══ RECORDS FOR THE TASK ══

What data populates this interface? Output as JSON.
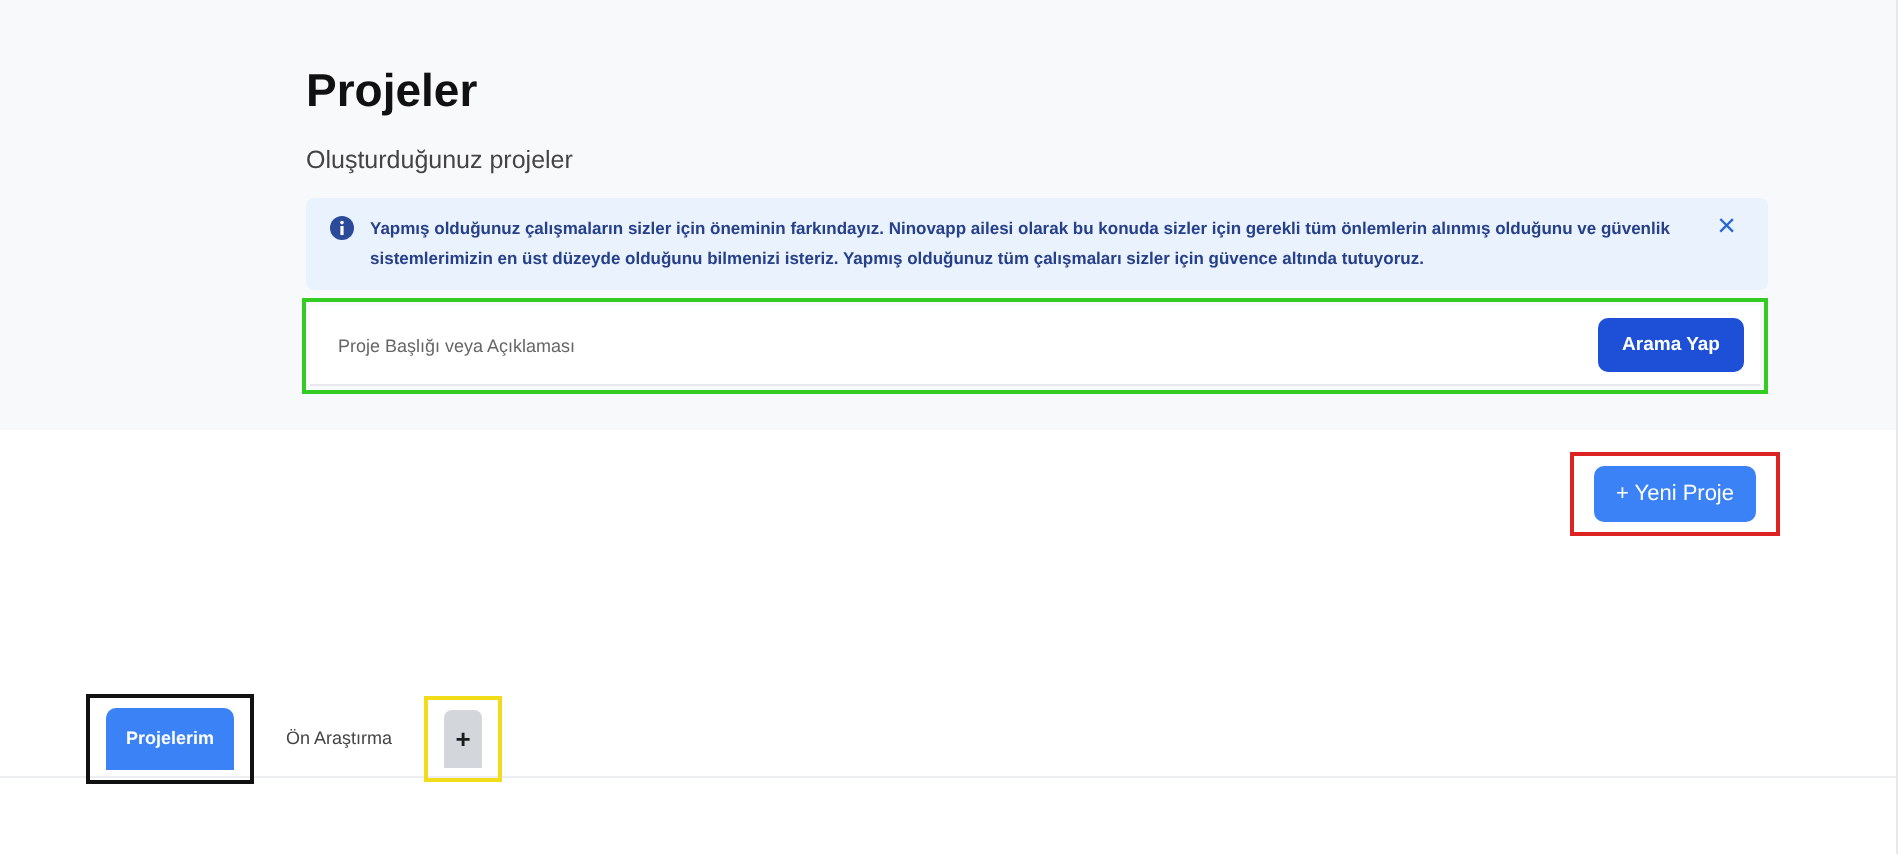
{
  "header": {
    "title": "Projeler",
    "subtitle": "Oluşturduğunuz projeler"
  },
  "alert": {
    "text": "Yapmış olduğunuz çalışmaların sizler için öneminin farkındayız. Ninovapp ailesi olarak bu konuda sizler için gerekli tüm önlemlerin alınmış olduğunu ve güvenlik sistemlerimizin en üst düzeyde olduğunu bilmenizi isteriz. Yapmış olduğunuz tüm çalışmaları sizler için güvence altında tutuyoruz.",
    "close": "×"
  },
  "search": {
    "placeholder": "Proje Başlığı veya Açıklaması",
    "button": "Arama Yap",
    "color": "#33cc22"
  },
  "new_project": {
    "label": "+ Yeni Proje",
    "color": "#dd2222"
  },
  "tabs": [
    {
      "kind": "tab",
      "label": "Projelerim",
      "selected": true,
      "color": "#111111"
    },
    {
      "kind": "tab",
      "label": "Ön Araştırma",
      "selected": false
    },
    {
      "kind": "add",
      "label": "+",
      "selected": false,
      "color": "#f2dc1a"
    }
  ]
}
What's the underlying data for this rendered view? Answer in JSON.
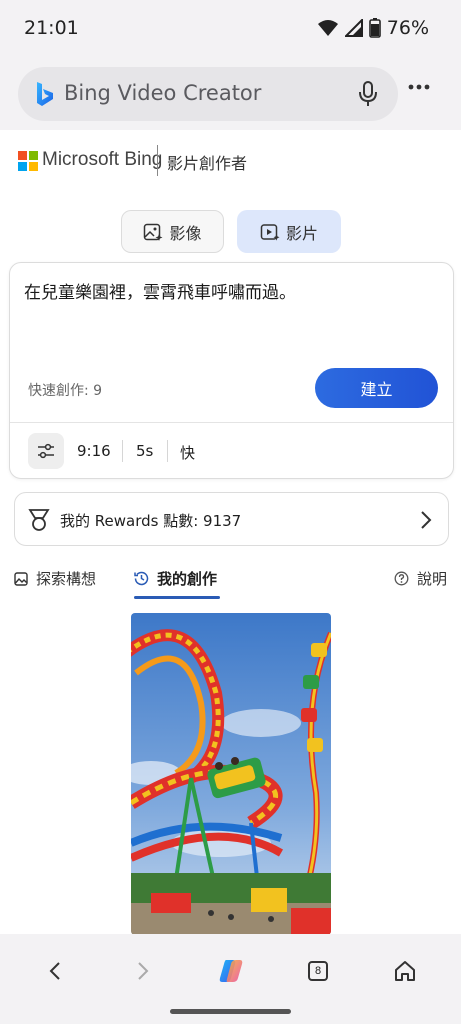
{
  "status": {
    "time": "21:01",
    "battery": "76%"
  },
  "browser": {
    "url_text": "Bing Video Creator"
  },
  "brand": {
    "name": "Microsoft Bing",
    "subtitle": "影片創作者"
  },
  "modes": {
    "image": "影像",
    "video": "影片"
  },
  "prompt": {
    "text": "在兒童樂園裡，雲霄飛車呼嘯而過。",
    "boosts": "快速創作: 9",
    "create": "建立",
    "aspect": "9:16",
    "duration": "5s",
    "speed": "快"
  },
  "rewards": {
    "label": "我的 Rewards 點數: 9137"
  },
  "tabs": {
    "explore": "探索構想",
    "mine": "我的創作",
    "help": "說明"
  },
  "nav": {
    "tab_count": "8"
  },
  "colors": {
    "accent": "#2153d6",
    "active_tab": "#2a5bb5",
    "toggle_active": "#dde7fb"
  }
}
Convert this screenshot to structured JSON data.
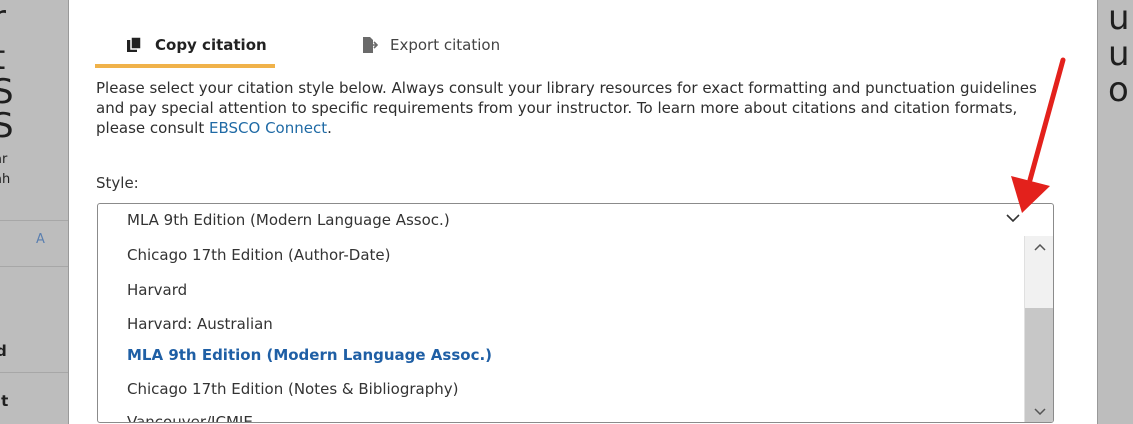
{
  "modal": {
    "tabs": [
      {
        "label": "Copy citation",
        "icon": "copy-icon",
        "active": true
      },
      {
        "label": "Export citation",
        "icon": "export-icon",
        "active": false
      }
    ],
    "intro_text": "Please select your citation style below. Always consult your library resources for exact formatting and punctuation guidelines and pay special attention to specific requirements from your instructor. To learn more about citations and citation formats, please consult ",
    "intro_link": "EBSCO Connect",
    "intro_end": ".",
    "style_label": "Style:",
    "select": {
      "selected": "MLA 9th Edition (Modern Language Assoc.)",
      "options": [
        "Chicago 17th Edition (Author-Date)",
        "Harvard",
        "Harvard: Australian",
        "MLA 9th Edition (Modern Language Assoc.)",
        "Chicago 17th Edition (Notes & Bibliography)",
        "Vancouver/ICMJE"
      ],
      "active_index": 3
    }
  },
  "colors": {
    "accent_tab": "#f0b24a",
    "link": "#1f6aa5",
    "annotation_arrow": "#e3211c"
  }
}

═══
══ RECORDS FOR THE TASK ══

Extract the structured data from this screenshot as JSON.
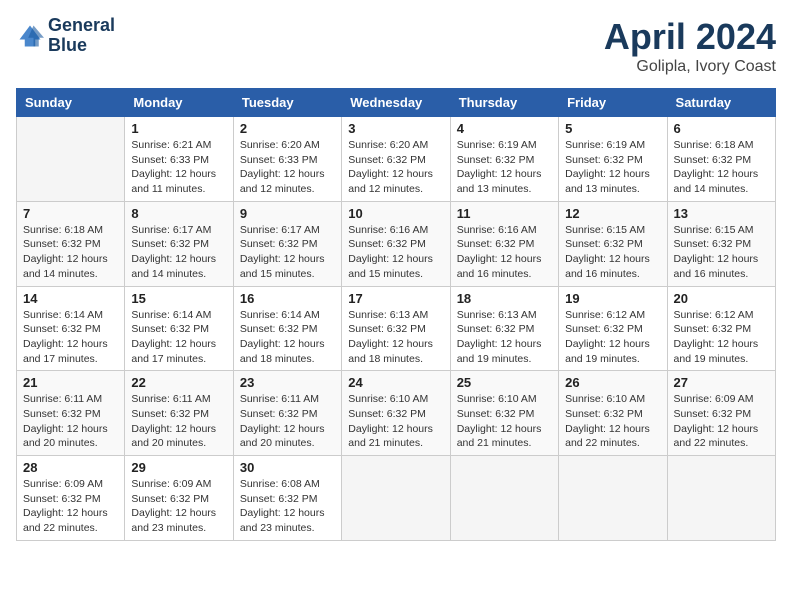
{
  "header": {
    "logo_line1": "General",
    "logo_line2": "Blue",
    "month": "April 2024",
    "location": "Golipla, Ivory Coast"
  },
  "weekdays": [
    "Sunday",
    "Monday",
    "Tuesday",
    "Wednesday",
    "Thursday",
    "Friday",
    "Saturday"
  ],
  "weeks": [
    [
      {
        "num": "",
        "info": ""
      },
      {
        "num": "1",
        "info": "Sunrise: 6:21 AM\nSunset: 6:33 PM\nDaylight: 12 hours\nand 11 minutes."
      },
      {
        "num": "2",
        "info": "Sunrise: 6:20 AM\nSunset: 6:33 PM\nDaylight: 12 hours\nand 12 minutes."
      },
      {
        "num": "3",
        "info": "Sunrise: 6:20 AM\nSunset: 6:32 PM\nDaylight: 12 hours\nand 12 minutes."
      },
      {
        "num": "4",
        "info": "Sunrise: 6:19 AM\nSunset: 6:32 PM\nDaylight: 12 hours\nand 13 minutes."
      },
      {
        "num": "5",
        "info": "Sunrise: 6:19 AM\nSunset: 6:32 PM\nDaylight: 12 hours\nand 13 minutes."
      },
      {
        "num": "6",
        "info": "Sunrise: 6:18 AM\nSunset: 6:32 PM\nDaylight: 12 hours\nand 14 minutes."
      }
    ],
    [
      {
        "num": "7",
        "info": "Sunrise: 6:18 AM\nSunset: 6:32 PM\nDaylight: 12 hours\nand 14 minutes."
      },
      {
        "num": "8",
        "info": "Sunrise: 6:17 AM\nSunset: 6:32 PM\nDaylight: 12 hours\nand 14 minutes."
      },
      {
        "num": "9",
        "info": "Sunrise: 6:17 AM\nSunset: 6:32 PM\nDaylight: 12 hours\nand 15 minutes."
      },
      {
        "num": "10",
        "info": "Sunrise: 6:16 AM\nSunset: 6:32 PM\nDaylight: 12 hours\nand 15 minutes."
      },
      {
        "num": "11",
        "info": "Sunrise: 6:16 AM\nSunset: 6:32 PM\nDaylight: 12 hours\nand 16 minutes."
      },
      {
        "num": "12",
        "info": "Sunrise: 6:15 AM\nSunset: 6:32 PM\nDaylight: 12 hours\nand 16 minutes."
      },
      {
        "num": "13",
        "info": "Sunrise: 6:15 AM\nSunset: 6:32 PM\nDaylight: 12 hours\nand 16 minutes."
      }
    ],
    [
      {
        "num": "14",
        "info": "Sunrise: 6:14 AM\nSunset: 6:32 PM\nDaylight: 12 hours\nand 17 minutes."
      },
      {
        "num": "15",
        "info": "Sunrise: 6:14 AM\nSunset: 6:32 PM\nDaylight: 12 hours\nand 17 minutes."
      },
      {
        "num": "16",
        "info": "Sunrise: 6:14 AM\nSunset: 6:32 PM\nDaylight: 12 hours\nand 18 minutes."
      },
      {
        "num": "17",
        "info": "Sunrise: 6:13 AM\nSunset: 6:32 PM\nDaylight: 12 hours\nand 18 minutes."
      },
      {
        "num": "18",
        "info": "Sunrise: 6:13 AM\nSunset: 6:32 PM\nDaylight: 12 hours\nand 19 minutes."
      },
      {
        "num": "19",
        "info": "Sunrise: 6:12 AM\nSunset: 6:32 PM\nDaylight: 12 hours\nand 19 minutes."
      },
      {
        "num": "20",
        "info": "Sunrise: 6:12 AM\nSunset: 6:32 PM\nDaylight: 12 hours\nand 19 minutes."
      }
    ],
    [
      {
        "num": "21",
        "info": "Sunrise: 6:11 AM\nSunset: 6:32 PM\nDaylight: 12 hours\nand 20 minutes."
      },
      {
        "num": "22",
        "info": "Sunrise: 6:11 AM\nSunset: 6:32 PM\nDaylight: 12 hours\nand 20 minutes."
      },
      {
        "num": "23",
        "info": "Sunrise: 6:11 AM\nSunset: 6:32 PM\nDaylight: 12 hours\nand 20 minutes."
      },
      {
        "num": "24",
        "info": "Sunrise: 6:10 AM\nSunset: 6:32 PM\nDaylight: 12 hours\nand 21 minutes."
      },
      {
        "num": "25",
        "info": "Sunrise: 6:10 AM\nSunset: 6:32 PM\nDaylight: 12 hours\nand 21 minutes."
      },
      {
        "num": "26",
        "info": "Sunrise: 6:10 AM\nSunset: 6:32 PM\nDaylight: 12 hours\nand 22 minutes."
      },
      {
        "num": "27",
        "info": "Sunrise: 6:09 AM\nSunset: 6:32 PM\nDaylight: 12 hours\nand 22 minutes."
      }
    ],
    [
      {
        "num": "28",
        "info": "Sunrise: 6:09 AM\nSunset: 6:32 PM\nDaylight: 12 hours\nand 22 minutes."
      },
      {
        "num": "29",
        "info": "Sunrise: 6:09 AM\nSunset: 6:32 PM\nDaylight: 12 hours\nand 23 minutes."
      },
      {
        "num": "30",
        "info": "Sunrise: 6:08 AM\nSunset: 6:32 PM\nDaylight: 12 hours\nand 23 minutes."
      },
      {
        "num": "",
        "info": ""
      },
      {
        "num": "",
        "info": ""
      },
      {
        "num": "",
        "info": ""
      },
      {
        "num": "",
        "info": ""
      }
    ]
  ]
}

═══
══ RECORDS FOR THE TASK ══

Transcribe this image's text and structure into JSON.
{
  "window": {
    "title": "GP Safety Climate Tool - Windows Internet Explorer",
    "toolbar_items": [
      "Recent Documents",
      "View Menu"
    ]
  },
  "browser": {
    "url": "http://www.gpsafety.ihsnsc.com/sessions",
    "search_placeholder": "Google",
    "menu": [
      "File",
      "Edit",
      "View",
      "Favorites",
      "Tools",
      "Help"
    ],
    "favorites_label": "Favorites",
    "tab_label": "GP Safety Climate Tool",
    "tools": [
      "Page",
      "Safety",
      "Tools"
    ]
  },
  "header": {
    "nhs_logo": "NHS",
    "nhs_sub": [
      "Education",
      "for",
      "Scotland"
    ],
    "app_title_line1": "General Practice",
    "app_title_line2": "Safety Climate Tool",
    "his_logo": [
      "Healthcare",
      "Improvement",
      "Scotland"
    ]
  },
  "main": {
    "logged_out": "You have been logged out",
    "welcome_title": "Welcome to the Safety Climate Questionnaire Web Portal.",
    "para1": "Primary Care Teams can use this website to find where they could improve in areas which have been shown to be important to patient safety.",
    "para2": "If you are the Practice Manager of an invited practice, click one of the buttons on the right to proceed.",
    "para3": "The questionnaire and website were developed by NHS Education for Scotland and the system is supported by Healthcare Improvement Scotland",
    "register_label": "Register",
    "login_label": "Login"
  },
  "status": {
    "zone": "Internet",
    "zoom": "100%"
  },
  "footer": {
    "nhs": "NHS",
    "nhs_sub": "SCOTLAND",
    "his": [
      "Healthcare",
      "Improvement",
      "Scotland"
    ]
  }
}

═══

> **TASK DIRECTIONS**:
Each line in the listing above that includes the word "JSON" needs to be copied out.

> **ANSWER SECTION**:
What data populates this interface? Output as JSON.
What's the underlying data for this rendered view? Answer in JSON.
Convert this screenshot to structured JSON data.
Extract the structured data from this screenshot as JSON.
Transcribe this image's text and structure into JSON.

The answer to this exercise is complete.